Notebookby Margie KelleyTopics:
Elevator pitch: GetConnected processes voice, data, and video digital-service transactions for retailers. For example, if you walk into Best Buy and purchase a cell phone, we run your credit score and activate the account so you can walk out with a phone that’s ready to use. We tie together the retailers that sell digital services with the providers of those services by taking care of all the back-end transaction processing.
How we got the idea: My classmate and cofounder, Tracy Lawrence, and I were in our second year at HBS, and we were looking to start a business. Tracy’s parents were moving, and in the context of that move, we thought it would make sense for them to be able to go to a single Web site to sign up for services such as telephone, cable, etc. But there wasn’t one. A friend said that would be a fantastic business, so we started researching the opportunity and ultimately launched GetConnected to pursue it.
Best decision: We changed our revenue model. We originally wanted to become the Amazon.com of telecom, but we hadn’t raised enough money to build such a big brand. We decided instead to license our software applications — made to process digital-service transactions — to retailers like Best Buy, Circuit City, and RadioShack. We get paid for every service we process for them.
Biggest surprise: Human resources. We underestimated how important it is to be extremely aggressive about both bringing in super-talented people and getting rid of people who bring the organization down.

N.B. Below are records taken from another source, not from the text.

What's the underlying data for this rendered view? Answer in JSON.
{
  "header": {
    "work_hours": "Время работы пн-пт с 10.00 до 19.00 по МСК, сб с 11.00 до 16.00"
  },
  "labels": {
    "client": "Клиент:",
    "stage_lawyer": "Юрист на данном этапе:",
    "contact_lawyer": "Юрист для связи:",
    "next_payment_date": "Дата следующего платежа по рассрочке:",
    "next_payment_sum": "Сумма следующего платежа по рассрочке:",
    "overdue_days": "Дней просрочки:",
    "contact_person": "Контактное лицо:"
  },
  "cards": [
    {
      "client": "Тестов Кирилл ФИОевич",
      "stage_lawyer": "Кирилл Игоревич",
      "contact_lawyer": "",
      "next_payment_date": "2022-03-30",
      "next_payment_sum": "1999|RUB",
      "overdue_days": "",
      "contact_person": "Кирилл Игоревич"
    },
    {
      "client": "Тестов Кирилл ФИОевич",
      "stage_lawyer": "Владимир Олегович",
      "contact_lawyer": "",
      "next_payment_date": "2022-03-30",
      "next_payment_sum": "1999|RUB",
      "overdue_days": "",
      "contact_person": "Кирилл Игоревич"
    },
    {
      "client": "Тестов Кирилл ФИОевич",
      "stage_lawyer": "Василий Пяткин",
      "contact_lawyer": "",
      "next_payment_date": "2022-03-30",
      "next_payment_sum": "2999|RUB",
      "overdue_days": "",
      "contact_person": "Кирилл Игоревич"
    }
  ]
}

What I’d like to do over: Act more quickly on human resources issues.
What keeps me up at night: Managing a business that’s growing fast. When we were a small company, we were like a three-piece ensemble. Now we’re like an orchestra. The quicker you grow, the harder it is to keep everyone aligned. I worry about that.
On deck: The future is about convergence and how we position ourselves to sell any type of service — video, voice, data, entertainment — as efficiently as possible. The industry is changing fast, and while it means opportunity for us, it also means investment and change.
— Margie Kelley
Class of MBA 1999, Section E
Class of MBA 1999, Section F